These days, during the regular baseball season, pretty much every game is broadcast on TV by someone, so it doesn’t take a lot of effort to see every game your team plays (it generally just takes money). But during Spring Training it’s rare that a game your team plays is televised.
So I was looking forward to watching a Twins game yesterday — one of those rare Spring Training games that was being televised. After several months of winter (and no baseball), I’m ready to start seeing games again.
But I turned on the TV to discover the MLB cancelled Spring Training!
(FWIW, my guess is the hyper-vigilant state we’re entering now will be instrumental in mitigating the effects. Hopefully in three months or so we’ll be looking back at this as a near miss and cautionary tale.)
There is talk about this author or that author having predicted this, and it’s true there have been stories and movies that eerily fit the current circumstances (Contagion, which is very good, is the one everyone is re-watching now).
But this scenario has always been on the shortlist of Reasons Why Humanity Buys It. Given a global economy and an easily mobile population, a virus is always a major concern.
Remember what happened to the Gros Michel. It is no more. We just have to hope humanity has enough genetic diversity to survive something like that. (We are diverse, but we are just one species with far more in common than not.)
We can be very thankful this virus seems to ignore children. One of the greatest tragedies in life is outliving your child. It shouldn’t work that way.
But as a baby boomer, I’ll need to be careful.
There is a irony here: It affects the supporters of the Liar in Chief, Twitler, who was telling them it was all fake news, a hoax, no big deal. Given the inability of the system to reject this corrupt splinter, has nature risen to the occasion? They do refer to it as the “body politic.”
Anyway, the MLB has cancelled all Spring Training games and delayed the start of the season for “at least” two weeks.
This has a huge impact on starting pitchers, which are key to any game. These pitchers work themselves up to pitching, each day throwing a bit more until they can throw 100 pitches or so.
Now they’ll have to ramp down — can’t stay at that level without games — and then they’ll need advance warning to start ramping up again when (and if) the season begins.
In general, baseball players need to train, so this break really throws a monkey wrench into the works.
There are also questions about whether baseball should start without allowing people to attend games — broadcast only. And what’s it like to play a game without a crowd? (The Baltimore Orioles found out in 2015. Silent and weird.)
Bottom line, it’s not impossible the baseball season this year will be shortened, or very weird, or maybe even entirely cancelled. It all depends on what happens in the next month or so.
Most other sports, from high school on up, have ended, cancelled, or postponed, their seasons. Scheduled conferences are almost all being cancelled. Disneyland is closing. The list goes on.
I have a friend (Bentley’s mom) who works in the live theatre industry, and she’s seeing shows cancelled left and right, plus Broadway has gone dark.
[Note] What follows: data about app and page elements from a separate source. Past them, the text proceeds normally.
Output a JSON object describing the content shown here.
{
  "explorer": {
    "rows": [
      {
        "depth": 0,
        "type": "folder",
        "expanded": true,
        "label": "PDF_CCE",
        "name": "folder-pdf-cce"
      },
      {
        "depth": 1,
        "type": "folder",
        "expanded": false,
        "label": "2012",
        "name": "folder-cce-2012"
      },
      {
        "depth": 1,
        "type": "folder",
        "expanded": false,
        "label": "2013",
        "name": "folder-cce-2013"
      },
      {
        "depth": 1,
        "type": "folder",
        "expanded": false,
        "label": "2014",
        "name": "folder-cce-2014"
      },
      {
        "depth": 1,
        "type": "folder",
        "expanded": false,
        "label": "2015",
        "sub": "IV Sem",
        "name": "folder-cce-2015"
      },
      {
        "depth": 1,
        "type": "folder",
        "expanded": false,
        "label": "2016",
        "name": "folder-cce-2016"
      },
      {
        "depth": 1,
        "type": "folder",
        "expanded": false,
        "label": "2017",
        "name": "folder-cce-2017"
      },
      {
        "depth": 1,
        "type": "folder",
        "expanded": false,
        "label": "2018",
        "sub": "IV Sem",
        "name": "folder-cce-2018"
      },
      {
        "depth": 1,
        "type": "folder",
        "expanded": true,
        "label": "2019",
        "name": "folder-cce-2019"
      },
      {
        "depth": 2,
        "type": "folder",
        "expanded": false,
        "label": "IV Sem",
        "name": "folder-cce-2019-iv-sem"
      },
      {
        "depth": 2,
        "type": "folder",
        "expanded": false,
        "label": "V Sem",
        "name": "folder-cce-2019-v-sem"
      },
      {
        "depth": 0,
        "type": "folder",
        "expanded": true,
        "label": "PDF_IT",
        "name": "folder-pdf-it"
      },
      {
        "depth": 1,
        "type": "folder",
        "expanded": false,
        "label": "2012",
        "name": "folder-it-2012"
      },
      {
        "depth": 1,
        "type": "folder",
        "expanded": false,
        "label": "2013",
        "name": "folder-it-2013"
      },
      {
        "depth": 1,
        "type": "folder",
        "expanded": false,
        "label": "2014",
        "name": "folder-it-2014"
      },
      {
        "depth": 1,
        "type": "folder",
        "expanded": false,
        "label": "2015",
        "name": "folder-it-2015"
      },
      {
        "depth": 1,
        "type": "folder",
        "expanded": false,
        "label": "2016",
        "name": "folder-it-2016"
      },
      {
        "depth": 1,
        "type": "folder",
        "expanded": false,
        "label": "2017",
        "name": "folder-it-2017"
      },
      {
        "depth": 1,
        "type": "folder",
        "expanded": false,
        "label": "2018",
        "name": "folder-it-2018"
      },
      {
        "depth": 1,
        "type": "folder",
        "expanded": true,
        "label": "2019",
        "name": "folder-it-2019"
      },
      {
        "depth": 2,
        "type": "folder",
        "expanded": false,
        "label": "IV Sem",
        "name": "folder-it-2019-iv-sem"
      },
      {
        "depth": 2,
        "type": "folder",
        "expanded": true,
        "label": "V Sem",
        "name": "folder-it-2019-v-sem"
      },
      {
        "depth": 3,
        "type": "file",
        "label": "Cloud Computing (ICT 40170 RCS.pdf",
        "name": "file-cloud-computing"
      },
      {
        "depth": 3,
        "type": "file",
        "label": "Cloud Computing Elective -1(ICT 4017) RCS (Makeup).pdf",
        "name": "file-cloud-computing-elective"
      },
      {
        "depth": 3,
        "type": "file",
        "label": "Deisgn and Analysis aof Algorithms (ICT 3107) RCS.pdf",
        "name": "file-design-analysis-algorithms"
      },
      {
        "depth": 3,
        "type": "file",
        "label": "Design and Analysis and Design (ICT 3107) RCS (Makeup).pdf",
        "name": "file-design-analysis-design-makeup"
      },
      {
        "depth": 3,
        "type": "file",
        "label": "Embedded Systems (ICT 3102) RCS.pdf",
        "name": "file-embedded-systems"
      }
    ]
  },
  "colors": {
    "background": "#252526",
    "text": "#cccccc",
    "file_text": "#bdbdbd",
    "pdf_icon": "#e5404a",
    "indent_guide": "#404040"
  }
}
Lots of people are starting to fret about possible layoffs.
There is a hotel sub-industry involving small conference rooms in airport hotels. Air travel allows businesses to fly people into a random city for a quick face-to-face (which so many studies have shown is better), and they fly out that day (or spend just one night).
That industry is being hit hard right now (as is the airline industry), but there is some thought corporations will never do business that way again. Despite the perceived disadvantage, online conferencing may be the future. (It already was growing for economic reasons.)
Working from home, which was also on the rise for economic reasons, may also become much more the default. (I recall the fights I had with The Company over my working from home. I was ahead of my time there.)
Major epidemics can alter the course of a society, and it’s just possible (assuming we survive this mostly intact) COVID-19 will be something of a game-changer.
So we’re all being reminded to wash our hands while singing Happy Birthday. And to socially isolate (which many of us have been practicing for).
We’ll see what happens. Remember the Y2K and Ebola scares. They didn’t end up destroying society, but a large part of that was due to people taking it seriously and doing the work that needed to be done. There are signs we’re doing that now, although the current administration isn’t reacting as well as we might hope.
But one truth is that previous administrations and economic concerns have undercut the CDC and other agencies that we really need right now. We’re once again playing catch up.
We’ll just have to wait and see.
I feel especially sorry for Corona beer, which — believe it or not — has taken a sales hit because people, god love’m (’cause it’s hard for anyone else to), are associating the beer brand with the virus. [sigh]
Personally, I’m not a fan of the beer (although it’s tasty on a hot day), mostly because it comes in clear bottles, which means it’s usually light-struck (which makes it smell skunky). Buying it is always risky. (Likewise with an old favorite of mine, Newcastle Brown Ale.)
Anyway, it’s going to be weird for a while. As someone on the MLB channel said last night, “We’ll have to get used to not being used to stuff.”
Buckle in. Strange times ahead.
Stay isolated, my friends!